Comfort/Adjustability While it tended to polarize testers’ opinions, the Epic’s suspension got mostly rave reviews. Back panel ventilation was minimal when compared with the trekking-style packs we tested, but was typical of most climb-inspired bags.
Stability This pack carried well regardless of its load—even the heaviest lumps of climbing kit seemed to float along whilst carried on-trail. In “balancey” situations, however, there is a shifty tendency to the independent suspension.
Capacity The fixed lid and minimal exterior attachment points are the only things keeping the Epic from carrying absolutely gigantic loads.
Organization/Access Top-only access is standard for this type of pack; a poorly designed lid is not. The Epic could have gained a couple of points here, were its lid not so floppy and prone to spilling its contents.
Features As a technical mountain rig, this pack should be more completely and more easily strippable. Though it seems BD has done their best considering the unique suspension configuration, a removable lid should be standard. Users with waists narrower than 36” will likely want to avoid racking ice screws on the hip belt, as the gear-carry slots are mounted too far forward to safely do so.
Value While reasonably priced for a full-featured alpine pack, the Epic is slightly pricier and considerably less versatile than many similar-sized bags we tested this season.

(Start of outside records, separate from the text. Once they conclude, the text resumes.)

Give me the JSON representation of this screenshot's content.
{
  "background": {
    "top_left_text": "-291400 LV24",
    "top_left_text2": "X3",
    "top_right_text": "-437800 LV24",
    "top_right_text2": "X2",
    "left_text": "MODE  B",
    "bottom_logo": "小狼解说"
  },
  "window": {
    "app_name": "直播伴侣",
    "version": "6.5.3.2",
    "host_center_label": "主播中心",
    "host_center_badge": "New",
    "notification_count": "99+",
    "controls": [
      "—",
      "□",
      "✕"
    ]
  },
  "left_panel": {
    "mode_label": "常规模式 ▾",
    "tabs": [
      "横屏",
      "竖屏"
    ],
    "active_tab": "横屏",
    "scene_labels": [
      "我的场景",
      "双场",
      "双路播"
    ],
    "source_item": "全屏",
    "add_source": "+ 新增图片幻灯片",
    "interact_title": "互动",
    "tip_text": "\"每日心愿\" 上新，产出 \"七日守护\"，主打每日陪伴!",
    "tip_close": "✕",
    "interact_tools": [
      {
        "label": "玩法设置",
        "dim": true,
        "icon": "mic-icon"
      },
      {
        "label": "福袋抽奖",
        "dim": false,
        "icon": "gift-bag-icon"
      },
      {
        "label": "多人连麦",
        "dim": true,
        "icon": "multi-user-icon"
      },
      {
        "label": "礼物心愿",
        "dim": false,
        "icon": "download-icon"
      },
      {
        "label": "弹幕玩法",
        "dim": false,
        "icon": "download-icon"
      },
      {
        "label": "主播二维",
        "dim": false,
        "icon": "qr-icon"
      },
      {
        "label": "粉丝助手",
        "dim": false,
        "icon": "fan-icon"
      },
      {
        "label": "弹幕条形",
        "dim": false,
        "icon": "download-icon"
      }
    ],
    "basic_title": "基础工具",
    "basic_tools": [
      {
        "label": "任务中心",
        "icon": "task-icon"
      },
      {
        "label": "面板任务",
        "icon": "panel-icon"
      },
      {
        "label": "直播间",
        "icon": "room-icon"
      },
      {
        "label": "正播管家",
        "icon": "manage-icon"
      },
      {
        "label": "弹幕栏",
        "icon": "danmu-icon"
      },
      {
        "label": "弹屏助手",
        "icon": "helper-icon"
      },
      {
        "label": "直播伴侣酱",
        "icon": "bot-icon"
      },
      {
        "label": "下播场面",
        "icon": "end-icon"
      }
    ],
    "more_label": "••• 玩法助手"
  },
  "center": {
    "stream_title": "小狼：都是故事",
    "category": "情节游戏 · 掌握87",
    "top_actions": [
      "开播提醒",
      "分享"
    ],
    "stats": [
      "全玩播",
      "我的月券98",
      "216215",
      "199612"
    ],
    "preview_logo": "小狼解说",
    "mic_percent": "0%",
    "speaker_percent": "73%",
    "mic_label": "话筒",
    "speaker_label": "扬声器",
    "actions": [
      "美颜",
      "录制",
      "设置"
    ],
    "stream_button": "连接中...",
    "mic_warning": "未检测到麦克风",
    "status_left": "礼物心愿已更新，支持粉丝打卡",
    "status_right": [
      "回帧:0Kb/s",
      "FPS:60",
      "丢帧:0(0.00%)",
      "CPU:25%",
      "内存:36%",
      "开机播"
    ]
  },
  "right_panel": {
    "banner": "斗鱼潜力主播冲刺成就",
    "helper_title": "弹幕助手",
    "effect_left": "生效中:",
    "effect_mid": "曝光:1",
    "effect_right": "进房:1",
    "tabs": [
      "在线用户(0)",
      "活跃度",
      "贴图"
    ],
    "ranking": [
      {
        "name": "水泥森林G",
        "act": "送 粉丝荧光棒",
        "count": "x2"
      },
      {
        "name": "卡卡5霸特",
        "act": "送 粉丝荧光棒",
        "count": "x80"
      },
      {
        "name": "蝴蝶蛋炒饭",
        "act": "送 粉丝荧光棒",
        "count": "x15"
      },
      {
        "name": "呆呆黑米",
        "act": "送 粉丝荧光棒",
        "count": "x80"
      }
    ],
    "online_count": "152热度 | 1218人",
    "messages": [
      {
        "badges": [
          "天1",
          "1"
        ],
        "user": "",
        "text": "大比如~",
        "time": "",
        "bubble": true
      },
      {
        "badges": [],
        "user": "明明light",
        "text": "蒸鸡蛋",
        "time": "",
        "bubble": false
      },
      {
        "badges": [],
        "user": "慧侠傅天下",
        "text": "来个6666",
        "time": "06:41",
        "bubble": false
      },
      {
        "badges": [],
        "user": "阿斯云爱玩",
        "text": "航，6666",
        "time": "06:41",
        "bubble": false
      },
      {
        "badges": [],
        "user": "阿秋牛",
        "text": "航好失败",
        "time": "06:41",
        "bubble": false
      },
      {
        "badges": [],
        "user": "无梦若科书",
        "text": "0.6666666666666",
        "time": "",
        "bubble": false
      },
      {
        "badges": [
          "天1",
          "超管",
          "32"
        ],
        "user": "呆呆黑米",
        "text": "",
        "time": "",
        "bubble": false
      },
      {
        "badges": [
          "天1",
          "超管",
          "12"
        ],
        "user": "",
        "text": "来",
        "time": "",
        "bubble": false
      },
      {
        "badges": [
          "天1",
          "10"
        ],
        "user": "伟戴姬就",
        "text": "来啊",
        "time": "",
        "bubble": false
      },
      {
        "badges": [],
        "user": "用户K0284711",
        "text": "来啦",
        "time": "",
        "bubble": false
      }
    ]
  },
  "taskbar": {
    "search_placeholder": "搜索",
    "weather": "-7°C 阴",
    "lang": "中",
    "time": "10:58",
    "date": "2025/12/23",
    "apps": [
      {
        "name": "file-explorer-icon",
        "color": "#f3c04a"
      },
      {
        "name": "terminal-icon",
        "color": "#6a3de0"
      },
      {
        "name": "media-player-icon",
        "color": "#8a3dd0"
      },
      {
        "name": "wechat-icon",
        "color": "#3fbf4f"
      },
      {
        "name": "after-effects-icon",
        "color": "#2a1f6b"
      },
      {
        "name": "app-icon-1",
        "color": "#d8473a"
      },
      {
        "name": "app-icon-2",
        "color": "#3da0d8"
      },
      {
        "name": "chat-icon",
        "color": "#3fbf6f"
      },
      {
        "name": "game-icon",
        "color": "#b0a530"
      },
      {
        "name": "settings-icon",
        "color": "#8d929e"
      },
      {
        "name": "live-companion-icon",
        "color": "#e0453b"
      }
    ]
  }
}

* One bonus point for BD’s SwingArm harness allowing for actual climbing movement.